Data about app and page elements
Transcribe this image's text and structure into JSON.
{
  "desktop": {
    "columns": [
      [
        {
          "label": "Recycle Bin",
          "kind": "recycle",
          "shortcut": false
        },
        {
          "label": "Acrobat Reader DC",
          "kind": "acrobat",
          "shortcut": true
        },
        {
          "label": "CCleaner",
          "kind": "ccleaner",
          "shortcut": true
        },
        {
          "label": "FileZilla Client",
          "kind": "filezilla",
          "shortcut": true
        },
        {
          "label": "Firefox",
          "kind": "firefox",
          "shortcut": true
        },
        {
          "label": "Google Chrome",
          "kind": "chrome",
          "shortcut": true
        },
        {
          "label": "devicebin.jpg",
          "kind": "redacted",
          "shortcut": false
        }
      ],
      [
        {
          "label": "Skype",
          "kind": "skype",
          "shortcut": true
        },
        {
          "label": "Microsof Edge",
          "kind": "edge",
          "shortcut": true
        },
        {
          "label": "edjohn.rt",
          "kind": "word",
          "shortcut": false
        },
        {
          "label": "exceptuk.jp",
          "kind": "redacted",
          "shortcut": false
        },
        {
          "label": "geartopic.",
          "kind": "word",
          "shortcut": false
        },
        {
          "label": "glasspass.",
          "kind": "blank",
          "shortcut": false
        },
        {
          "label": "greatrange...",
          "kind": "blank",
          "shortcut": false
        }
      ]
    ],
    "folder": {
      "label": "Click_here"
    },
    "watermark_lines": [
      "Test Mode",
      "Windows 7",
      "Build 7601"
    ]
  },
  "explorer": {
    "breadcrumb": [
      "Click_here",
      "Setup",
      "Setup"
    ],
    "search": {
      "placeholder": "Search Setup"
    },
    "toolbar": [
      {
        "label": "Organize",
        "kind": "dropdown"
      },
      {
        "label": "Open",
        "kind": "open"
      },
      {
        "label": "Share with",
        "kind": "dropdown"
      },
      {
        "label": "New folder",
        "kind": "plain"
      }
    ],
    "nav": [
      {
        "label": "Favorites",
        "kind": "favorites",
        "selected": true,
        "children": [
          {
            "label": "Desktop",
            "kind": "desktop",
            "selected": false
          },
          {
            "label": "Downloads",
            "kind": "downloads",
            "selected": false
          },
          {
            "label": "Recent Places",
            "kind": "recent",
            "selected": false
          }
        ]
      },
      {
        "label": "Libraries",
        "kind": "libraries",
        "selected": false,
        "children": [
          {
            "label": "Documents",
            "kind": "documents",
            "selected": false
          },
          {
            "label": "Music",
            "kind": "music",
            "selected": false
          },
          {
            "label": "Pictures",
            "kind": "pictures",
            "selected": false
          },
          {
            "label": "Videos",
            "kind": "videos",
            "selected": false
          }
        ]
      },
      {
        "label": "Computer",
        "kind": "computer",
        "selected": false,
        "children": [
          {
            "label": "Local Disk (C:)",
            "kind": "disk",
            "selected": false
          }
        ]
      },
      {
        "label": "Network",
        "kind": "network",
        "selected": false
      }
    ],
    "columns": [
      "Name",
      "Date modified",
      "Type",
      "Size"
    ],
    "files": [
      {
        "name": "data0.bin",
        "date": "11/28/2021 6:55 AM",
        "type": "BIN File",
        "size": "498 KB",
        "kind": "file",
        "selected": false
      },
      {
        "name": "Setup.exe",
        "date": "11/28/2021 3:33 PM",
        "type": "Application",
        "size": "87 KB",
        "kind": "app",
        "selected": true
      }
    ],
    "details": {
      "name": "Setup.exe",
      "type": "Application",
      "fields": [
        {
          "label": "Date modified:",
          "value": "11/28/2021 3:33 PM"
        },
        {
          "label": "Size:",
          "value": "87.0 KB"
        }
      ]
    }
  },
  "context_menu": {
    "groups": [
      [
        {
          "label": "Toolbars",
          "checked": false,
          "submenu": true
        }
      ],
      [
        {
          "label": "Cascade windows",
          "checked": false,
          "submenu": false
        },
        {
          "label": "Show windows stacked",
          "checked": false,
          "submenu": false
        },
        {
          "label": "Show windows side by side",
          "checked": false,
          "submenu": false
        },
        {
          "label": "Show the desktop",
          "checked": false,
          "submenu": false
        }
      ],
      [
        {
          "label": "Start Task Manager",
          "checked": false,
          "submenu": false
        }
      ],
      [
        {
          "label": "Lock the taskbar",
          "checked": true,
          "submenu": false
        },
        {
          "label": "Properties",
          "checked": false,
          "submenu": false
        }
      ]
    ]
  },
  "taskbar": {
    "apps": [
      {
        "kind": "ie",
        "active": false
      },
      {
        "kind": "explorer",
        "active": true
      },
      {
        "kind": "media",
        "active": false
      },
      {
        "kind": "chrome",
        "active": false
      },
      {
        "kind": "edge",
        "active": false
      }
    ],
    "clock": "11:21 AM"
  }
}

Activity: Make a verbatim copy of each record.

Finished task:
Transcribe this image's text and structure into JSON.
{
  "desktop": {
    "columns": [
      [
        {
          "label": "Recycle Bin",
          "kind": "recycle",
          "shortcut": false
        },
        {
          "label": "Acrobat Reader DC",
          "kind": "acrobat",
          "shortcut": true
        },
        {
          "label": "CCleaner",
          "kind": "ccleaner",
          "shortcut": true
        },
        {
          "label": "FileZilla Client",
          "kind": "filezilla",
          "shortcut": true
        },
        {
          "label": "Firefox",
          "kind": "firefox",
          "shortcut": true
        },
        {
          "label": "Google Chrome",
          "kind": "chrome",
          "shortcut": true
        },
        {
          "label": "devicebin.jpg",
          "kind": "redacted",
          "shortcut": false
        }
      ],
      [
        {
          "label": "Skype",
          "kind": "skype",
          "shortcut": true
        },
        {
          "label": "Microsof Edge",
          "kind": "edge",
          "shortcut": true
        },
        {
          "label": "edjohn.rt",
          "kind": "word",
          "shortcut": false
        },
        {
          "label": "exceptuk.jp",
          "kind": "redacted",
          "shortcut": false
        },
        {
          "label": "geartopic.",
          "kind": "word",
          "shortcut": false
        },
        {
          "label": "glasspass.",
          "kind": "blank",
          "shortcut": false
        },
        {
          "label": "greatrange...",
          "kind": "blank",
          "shortcut": false
        }
      ]
    ],
    "folder": {
      "label": "Click_here"
    },
    "watermark_lines": [
      "Test Mode",
      "Windows 7",
      "Build 7601"
    ]
  },
  "explorer": {
    "breadcrumb": [
      "Click_here",
      "Setup",
      "Setup"
    ],
    "search": {
      "placeholder": "Search Setup"
    },
    "toolbar": [
      {
        "label": "Organize",
        "kind": "dropdown"
      },
      {
        "label": "Open",
        "kind": "open"
      },
      {
        "label": "Share with",
        "kind": "dropdown"
      },
      {
        "label": "New folder",
        "kind": "plain"
      }
    ],
    "nav": [
      {
        "label": "Favorites",
        "kind": "favorites",
        "selected": true,
        "children": [
          {
            "label": "Desktop",
            "kind": "desktop",
            "selected": false
          },
          {
            "label": "Downloads",
            "kind": "downloads",
            "selected": false
          },
          {
            "label": "Recent Places",
            "kind": "recent",
            "selected": false
          }
        ]
      },
      {
        "label": "Libraries",
        "kind": "libraries",
        "selected": false,
        "children": [
          {
            "label": "Documents",
            "kind": "documents",
            "selected": false
          },
          {
            "label": "Music",
            "kind": "music",
            "selected": false
          },
          {
            "label": "Pictures",
            "kind": "pictures",
            "selected": false
          },
          {
            "label": "Videos",
            "kind": "videos",
            "selected": false
          }
        ]
      },
      {
        "label": "Computer",
        "kind": "computer",
        "selected": false,
        "children": [
          {
            "label": "Local Disk (C:)",
            "kind": "disk",
            "selected": false
          }
        ]
      },
      {
        "label": "Network",
        "kind": "network",
        "selected": false
      }
    ],
    "columns": [
      "Name",
      "Date modified",
      "Type",
      "Size"
    ],
    "files": [
      {
        "name": "data0.bin",
        "date": "11/28/2021 6:55 AM",
        "type": "BIN File",
        "size": "498 KB",
        "kind": "file",
        "selected": false
      },
      {
        "name": "Setup.exe",
        "date": "11/28/2021 3:33 PM",
        "type": "Application",
        "size": "87 KB",
        "kind": "app",
        "selected": true
      }
    ],
    "details": {
      "name": "Setup.exe",
      "type": "Application",
      "fields": [
        {
          "label": "Date modified:",
          "value": "11/28/2021 3:33 PM"
        },
        {
          "label": "Size:",
          "value": "87.0 KB"
        }
      ]
    }
  },
  "context_menu": {
    "groups": [
      [
        {
          "label": "Toolbars",
          "checked": false,
          "submenu": true
        }
      ],
      [
        {
          "label": "Cascade windows",
          "checked": false,
          "submenu": false
        },
        {
          "label": "Show windows stacked",
          "checked": false,
          "submenu": false
        },
        {
          "label": "Show windows side by side",
          "checked": false,
          "submenu": false
        },
        {
          "label": "Show the desktop",
          "checked": false,
          "submenu": false
        }
      ],
      [
        {
          "label": "Start Task Manager",
          "checked": false,
          "submenu": false
        }
      ],
      [
        {
          "label": "Lock the taskbar",
          "checked": true,
          "submenu": false
        },
        {
          "label": "Properties",
          "checked": false,
          "submenu": false
        }
      ]
    ]
  },
  "taskbar": {
    "apps": [
      {
        "kind": "ie",
        "active": false
      },
      {
        "kind": "explorer",
        "active": true
      },
      {
        "kind": "media",
        "active": false
      },
      {
        "kind": "chrome",
        "active": false
      },
      {
        "kind": "edge",
        "active": false
      }
    ],
    "clock": "11:21 AM"
  }
}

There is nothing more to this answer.